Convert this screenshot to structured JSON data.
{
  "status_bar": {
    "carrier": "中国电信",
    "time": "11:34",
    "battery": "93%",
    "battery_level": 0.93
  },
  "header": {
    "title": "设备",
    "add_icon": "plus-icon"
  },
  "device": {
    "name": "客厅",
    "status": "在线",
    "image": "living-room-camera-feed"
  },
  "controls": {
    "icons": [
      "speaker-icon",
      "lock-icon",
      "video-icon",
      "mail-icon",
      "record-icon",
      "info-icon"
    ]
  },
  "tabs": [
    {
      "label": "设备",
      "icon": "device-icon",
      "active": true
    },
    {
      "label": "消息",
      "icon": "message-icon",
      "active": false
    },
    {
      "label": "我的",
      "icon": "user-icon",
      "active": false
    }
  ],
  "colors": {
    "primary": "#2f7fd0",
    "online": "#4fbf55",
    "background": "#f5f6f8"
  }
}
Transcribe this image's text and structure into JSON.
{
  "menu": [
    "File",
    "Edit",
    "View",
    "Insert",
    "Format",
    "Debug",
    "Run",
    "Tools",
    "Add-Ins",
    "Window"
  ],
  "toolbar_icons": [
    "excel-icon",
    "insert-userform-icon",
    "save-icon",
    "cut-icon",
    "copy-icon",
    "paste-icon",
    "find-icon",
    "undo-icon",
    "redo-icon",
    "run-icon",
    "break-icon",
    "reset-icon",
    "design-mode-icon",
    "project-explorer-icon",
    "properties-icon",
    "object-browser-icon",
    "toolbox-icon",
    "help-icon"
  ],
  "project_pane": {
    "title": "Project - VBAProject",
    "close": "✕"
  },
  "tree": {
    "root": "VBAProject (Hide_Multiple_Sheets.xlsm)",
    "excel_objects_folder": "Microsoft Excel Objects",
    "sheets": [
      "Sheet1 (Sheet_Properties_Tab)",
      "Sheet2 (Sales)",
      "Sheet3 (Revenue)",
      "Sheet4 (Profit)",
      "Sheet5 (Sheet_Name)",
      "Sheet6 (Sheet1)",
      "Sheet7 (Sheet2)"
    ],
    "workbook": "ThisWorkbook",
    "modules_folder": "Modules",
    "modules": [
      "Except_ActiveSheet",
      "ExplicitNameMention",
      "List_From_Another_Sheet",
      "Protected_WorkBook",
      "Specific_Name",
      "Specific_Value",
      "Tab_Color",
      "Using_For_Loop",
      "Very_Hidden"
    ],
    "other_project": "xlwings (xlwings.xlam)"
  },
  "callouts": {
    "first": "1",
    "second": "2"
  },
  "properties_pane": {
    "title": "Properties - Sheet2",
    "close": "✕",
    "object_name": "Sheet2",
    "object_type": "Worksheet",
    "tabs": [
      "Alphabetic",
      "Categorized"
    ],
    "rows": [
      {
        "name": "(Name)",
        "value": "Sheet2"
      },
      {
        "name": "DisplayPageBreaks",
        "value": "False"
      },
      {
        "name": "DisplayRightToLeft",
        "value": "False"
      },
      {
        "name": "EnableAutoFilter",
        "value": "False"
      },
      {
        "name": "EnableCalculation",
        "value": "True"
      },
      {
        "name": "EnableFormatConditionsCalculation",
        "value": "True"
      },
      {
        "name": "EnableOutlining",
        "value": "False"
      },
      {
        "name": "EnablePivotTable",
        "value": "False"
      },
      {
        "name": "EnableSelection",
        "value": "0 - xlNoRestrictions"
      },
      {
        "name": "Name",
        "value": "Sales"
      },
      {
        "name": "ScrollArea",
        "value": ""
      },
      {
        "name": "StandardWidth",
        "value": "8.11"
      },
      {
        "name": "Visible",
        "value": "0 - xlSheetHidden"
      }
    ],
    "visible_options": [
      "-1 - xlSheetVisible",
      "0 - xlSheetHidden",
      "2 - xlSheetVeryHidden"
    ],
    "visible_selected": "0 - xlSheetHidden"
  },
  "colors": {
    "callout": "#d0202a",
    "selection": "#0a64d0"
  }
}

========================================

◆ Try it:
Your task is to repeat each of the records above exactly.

◆ The completed task:
Convert this screenshot to structured JSON data.
{
  "status_bar": {
    "carrier": "中国电信",
    "time": "11:34",
    "battery": "93%",
    "battery_level": 0.93
  },
  "header": {
    "title": "设备",
    "add_icon": "plus-icon"
  },
  "device": {
    "name": "客厅",
    "status": "在线",
    "image": "living-room-camera-feed"
  },
  "controls": {
    "icons": [
      "speaker-icon",
      "lock-icon",
      "video-icon",
      "mail-icon",
      "record-icon",
      "info-icon"
    ]
  },
  "tabs": [
    {
      "label": "设备",
      "icon": "device-icon",
      "active": true
    },
    {
      "label": "消息",
      "icon": "message-icon",
      "active": false
    },
    {
      "label": "我的",
      "icon": "user-icon",
      "active": false
    }
  ],
  "colors": {
    "primary": "#2f7fd0",
    "online": "#4fbf55",
    "background": "#f5f6f8"
  }
}
Transcribe this image's text and structure into JSON.
{
  "menu": [
    "File",
    "Edit",
    "View",
    "Insert",
    "Format",
    "Debug",
    "Run",
    "Tools",
    "Add-Ins",
    "Window"
  ],
  "toolbar_icons": [
    "excel-icon",
    "insert-userform-icon",
    "save-icon",
    "cut-icon",
    "copy-icon",
    "paste-icon",
    "find-icon",
    "undo-icon",
    "redo-icon",
    "run-icon",
    "break-icon",
    "reset-icon",
    "design-mode-icon",
    "project-explorer-icon",
    "properties-icon",
    "object-browser-icon",
    "toolbox-icon",
    "help-icon"
  ],
  "project_pane": {
    "title": "Project - VBAProject",
    "close": "✕"
  },
  "tree": {
    "root": "VBAProject (Hide_Multiple_Sheets.xlsm)",
    "excel_objects_folder": "Microsoft Excel Objects",
    "sheets": [
      "Sheet1 (Sheet_Properties_Tab)",
      "Sheet2 (Sales)",
      "Sheet3 (Revenue)",
      "Sheet4 (Profit)",
      "Sheet5 (Sheet_Name)",
      "Sheet6 (Sheet1)",
      "Sheet7 (Sheet2)"
    ],
    "workbook": "ThisWorkbook",
    "modules_folder": "Modules",
    "modules": [
      "Except_ActiveSheet",
      "ExplicitNameMention",
      "List_From_Another_Sheet",
      "Protected_WorkBook",
      "Specific_Name",
      "Specific_Value",
      "Tab_Color",
      "Using_For_Loop",
      "Very_Hidden"
    ],
    "other_project": "xlwings (xlwings.xlam)"
  },
  "callouts": {
    "first": "1",
    "second": "2"
  },
  "properties_pane": {
    "title": "Properties - Sheet2",
    "close": "✕",
    "object_name": "Sheet2",
    "object_type": "Worksheet",
    "tabs": [
      "Alphabetic",
      "Categorized"
    ],
    "rows": [
      {
        "name": "(Name)",
        "value": "Sheet2"
      },
      {
        "name": "DisplayPageBreaks",
        "value": "False"
      },
      {
        "name": "DisplayRightToLeft",
        "value": "False"
      },
      {
        "name": "EnableAutoFilter",
        "value": "False"
      },
      {
        "name": "EnableCalculation",
        "value": "True"
      },
      {
        "name": "EnableFormatConditionsCalculation",
        "value": "True"
      },
      {
        "name": "EnableOutlining",
        "value": "False"
      },
      {
        "name": "EnablePivotTable",
        "value": "False"
      },
      {
        "name": "EnableSelection",
        "value": "0 - xlNoRestrictions"
      },
      {
        "name": "Name",
        "value": "Sales"
      },
      {
        "name": "ScrollArea",
        "value": ""
      },
      {
        "name": "StandardWidth",
        "value": "8.11"
      },
      {
        "name": "Visible",
        "value": "0 - xlSheetHidden"
      }
    ],
    "visible_options": [
      "-1 - xlSheetVisible",
      "0 - xlSheetHidden",
      "2 - xlSheetVeryHidden"
    ],
    "visible_selected": "0 - xlSheetHidden"
  },
  "colors": {
    "callout": "#d0202a",
    "selection": "#0a64d0"
  }
}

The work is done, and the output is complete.